Telnet Not Included

Every book I’ve written has required some hard decisions. Believe me, I think about every omission and addition at length, and then I think about them again. In many cases, I’ll ask my editors, especially my technical editor about it. In some cases, the beta readers for my book will get an e-mail about the topic as well. I made these sorts of decisions when writing Windows Command-Line Administration Instant Reference as well. So it was, after trying to wring everything I could out of every page in the book, I was faced with the unpleasant decision of having to leave Telnet out. It wasn’t an easy decision because I had included it in past tomes about the command line, such as “Administering Windows Server 2008 Server Core,” (see page 440 of that book) which also contains a wealth of other commands.

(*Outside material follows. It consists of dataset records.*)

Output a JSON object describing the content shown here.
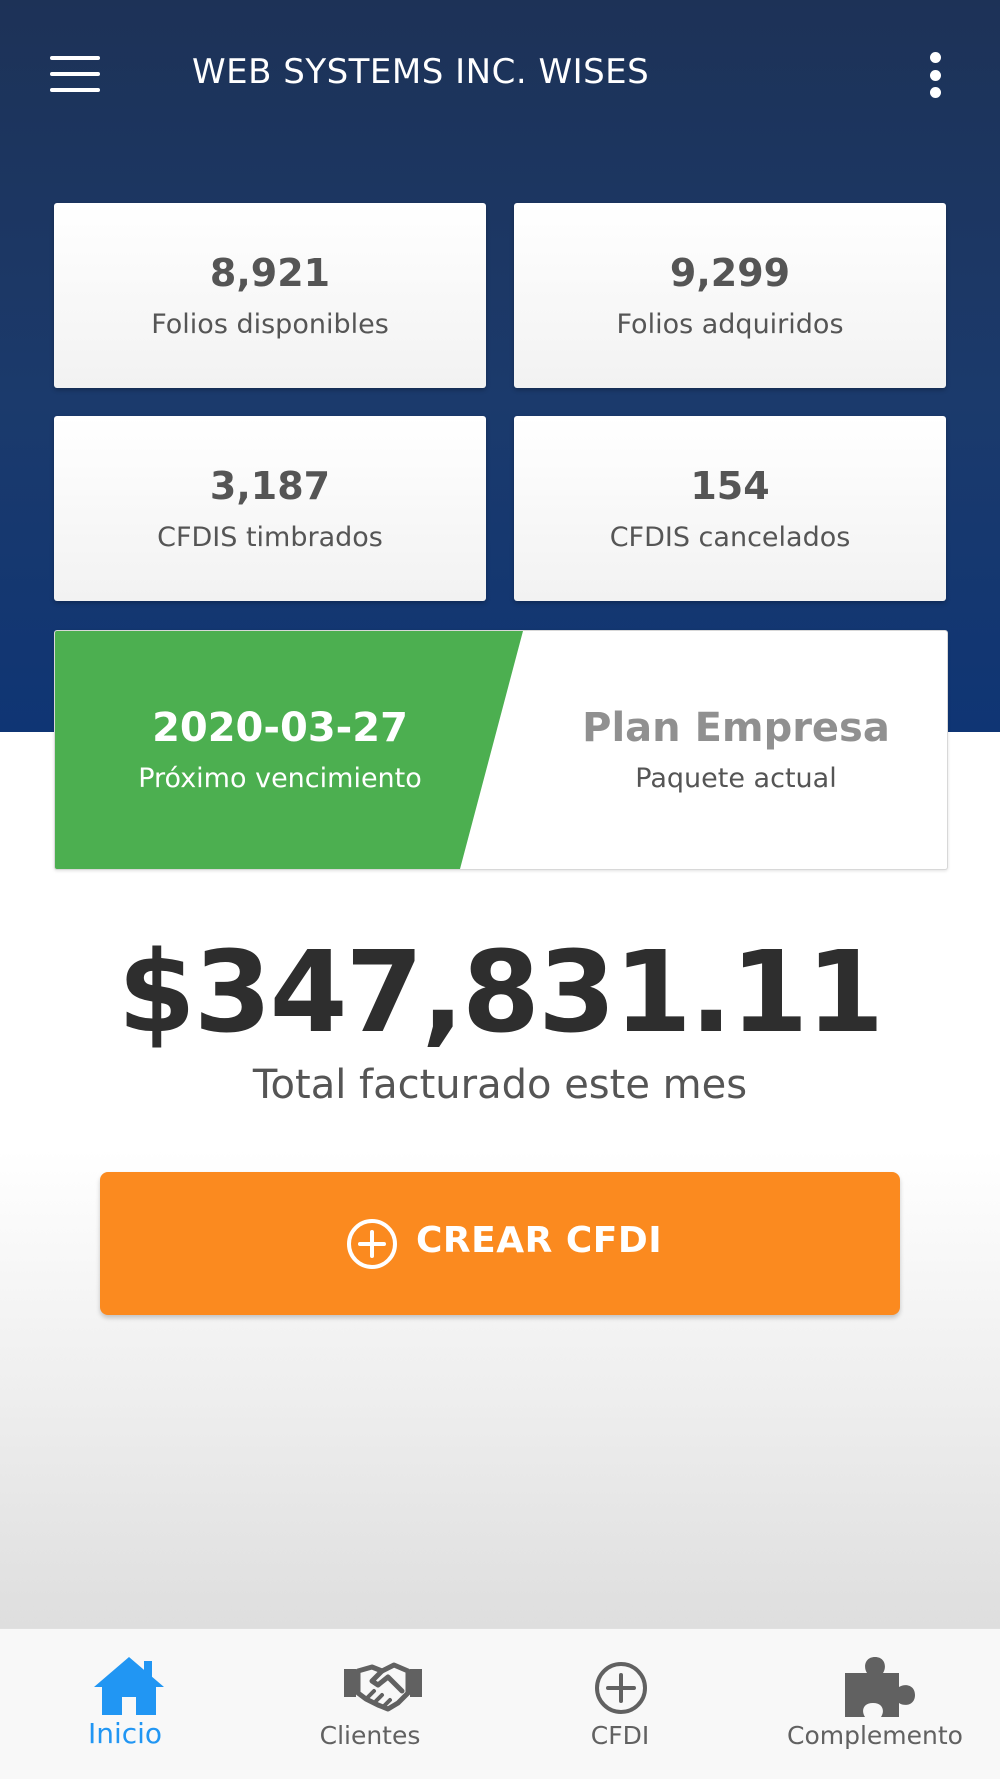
{
  "app": {
    "title": "WEB SYSTEMS INC. WISES"
  },
  "stats": [
    {
      "value": "8,921",
      "label": "Folios disponibles"
    },
    {
      "value": "9,299",
      "label": "Folios adquiridos"
    },
    {
      "value": "3,187",
      "label": "CFDIS timbrados"
    },
    {
      "value": "154",
      "label": "CFDIS cancelados"
    }
  ],
  "plan": {
    "expiry_date": "2020-03-27",
    "expiry_label": "Próximo vencimiento",
    "name": "Plan Empresa",
    "name_label": "Paquete actual"
  },
  "total": {
    "amount": "$347,831.11",
    "label": "Total facturado este mes"
  },
  "create_button": {
    "label": "CREAR CFDI"
  },
  "bottom_nav": {
    "items": [
      {
        "label": "Inicio",
        "icon": "home-icon",
        "active": true
      },
      {
        "label": "Clientes",
        "icon": "handshake-icon",
        "active": false
      },
      {
        "label": "CFDI",
        "icon": "plus-circle-icon",
        "active": false
      },
      {
        "label": "Complemento",
        "icon": "puzzle-icon",
        "active": false
      }
    ]
  },
  "colors": {
    "header": "#1d3257",
    "accent_green": "#4caf50",
    "accent_orange": "#fb8a1f",
    "nav_active": "#2196f3",
    "nav_inactive": "#616161"
  }
}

Readers have asked about the Telnet omission. I’ve been surprised to find that quite a number of people still use this utility and would have liked a more comprehensive discussion of it in my current book. There were a number of reasons for the omission. The most important at the time is that Telnet isn’t enabled by default anymore on Windows. You must install it as a separate item. In fact, you must also install the client on newer systems as shown here for Windows 7.


So, why is everyone apparently making it difficult to use Telnet? Well, it turns out that Telnet has been implicated in more than a few security problems. Telnet was designed for a time when you could trust a connection. It doesn’t provide modern security features, such as encryption for the username and passwordit passes this information in the clear so anyone can grab it. In fact, a simple check on Microsoft’s Knowledge Base shows 1,430 hits for Telnet Security Issues (as of this writing). There are many non-Microsoft sites, such as this James Stephens blog entry, that detail the problems with Telnet as well. With pages at a premium, I decided the security issues surrounding Telnet were a good reason not to include it.

I’ve written a number of command line reference books. Each with a different audience in mind. In Windows Command-Line Administration Instant Reference I chose to provide support for administrators who need quick reference to actual commands, rather than simply a command reference. In addition, the page count of this book is smaller and the book itself is a smaller size to make it easy to carry around. The addition of examples and the reduction in size meant that I had to choose which commands to cover quite carefully. As described in another recent post, Techniques for Choosing a Technical Book, it’s important that the reader choose the book that meets their needs. In some cases, readers will be better served by the more complete list of commands provided by Administering Windows Server 2008 Server Core, which is an actual reference book.

Of course, I’m always looking for ways to improve my books to make the next edition better suited to meet your needs. If I receive enough e-mail about Telnet, I may very well included it in the next edition of Windows Command-Line Administration Instant Reference. So please keep those e-mails coming! If you’d really like to see Telnet included in my next book, contact me about it at

So, here’s the short story about Telnet. As with most command line utilities, you can obtain general help by typing Telnet /? and pressing Enter. You’ll see the help screen shown here:


Notice that I’m using an Administrator command prompt. You absolutely have to elevate privileges to use Telnet successfully in Windows 7. In addition, you’ll need to open a hole in your firewall for port 23 (unless the Telnet server you want to contact is at a different porta minimal, but helpful security precaution).

In order to connect to a server, you type Telnet <ServerName>, where ServerName is the name of the server you want to contact. For example, if you want to contact a server named WinServer, you type Telnet WinServer and press Enter. Once you enter Telnet, type ? and press Enter to get help for that session.

It’s important to note that Microsoft provides some Telnet-related commands that you should know about if you really need to use Telnet for administration tasks. For example, the Telnet Server is TlntSvr.exe and you can use the TlntAdmn utility to perform administration tasks. Let me know if you’d like some additional posts on this topic and I’ll be all too happy to pursue it further.